Terry Pomerantz offers us his wine buying guide. This compact guide will help you build your basic wine cellar. Before we dive into the incredible adventure of building a wine cellar, let’s first answer a few questions!
Terry answers a few questions
It is important to make the distinction between a wine cellar and a wine cooler. A cellar can maintain the wine in conditions that are just as optimal as the winemaker’s own cellar. The cooler, on the other hand, only serves to keep wine bottles at a desired temperature. It is thus impossible to properly age a wine, even if it is a wine made for aging (or “vin de garde”) with a wine cooler.
Wine barrels were invented by the Gallic and contain anywhere from 30 to 350 liters of wine. Considering that classic wine bottles hold 750 ml, barrels can thus contain from 40 to 466 bottles
A standard wine case contains 12 bottles of wine, each of which holds 750 ml.
We usually pour 12 to 15 cl of wine per glass. So, a 75 cl (750 ml) bottle holds 5 to 6 wine glasses.

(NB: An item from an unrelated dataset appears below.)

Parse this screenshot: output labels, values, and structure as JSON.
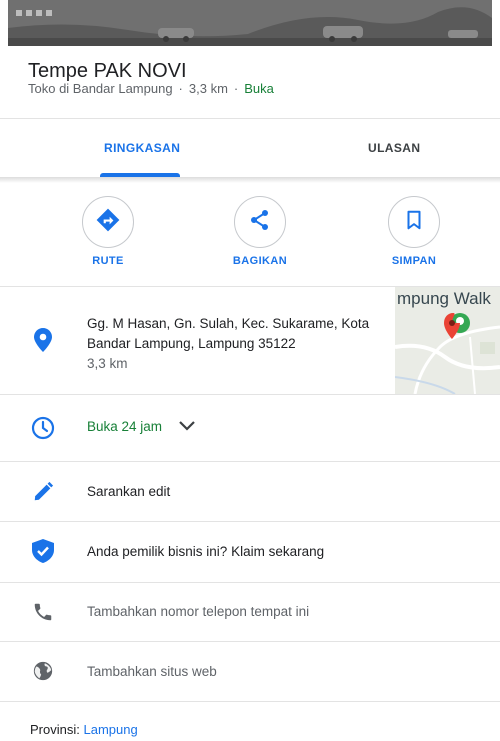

A universal wine glass usually has a 35 to 45 cl (350 to 450 ml) capacity.
How to Have the Perfect Variety in your Cellar?
You must first take into account your preferences. Even if all wines are not meant for aging, there is no reason you should deprive yourself of a good Douro, Chilean, Niagara red or Quebec white wine.
According to Terry’s personal tastes: “the best wines for aging are those from Bordeaux, Burgundy, Tuscany and California”.
“We can begin building a cellar with fifty bottles that we purchase progressively over time. A cellar should be comprised of 65% of red wines, 25% of dry white wines and 10% of everyday wines. Look for the best value for your money. You should pick, for example, wines from Piedmont or Sicily over ones from Tuscany, a wine from Languedoc over a Burgundy, a Côte de Beaune over a Côte de Nuit. Only purchase two bottles of the same wine, one of which you drink right away and the other you can store to age, taking into account that you enjoyed the first!”
It is also important to respect your budget. “The vast majority of wines that range from $ 20 to $ 30 are those meant to be uncorked and enjoyed immediately. Wines that are good for aging, or “vin de garde”, cost more than $ 50. Most of these are reds that will only reach their full potential after 5 years”.
If your budget is too tight, do not look for wines that are meant for aging. It will be more pleasurable for you to enjoy a good bottle that you can easily afford rather than a more prestigious bottle that is not really within the limits of your budget. “It will end up being bitter tasting” assures Terry.
Purchasing Wine Online
You can buy excellent wines online on SAQ.com. SAQ.com has regular exclusives sales for members. It is the perfect opportunity to by great vintage wines.
With the Vivino application, you can simply take a picture of the label from a bottle you are enjoying either in a restaurant or at a friend’s house, and learn all about its pedigree, right there, on your smart phone. The only thing left to do will be to check for availability at the SAQ. You may also be able order it online directly from the vineyard or wine importer.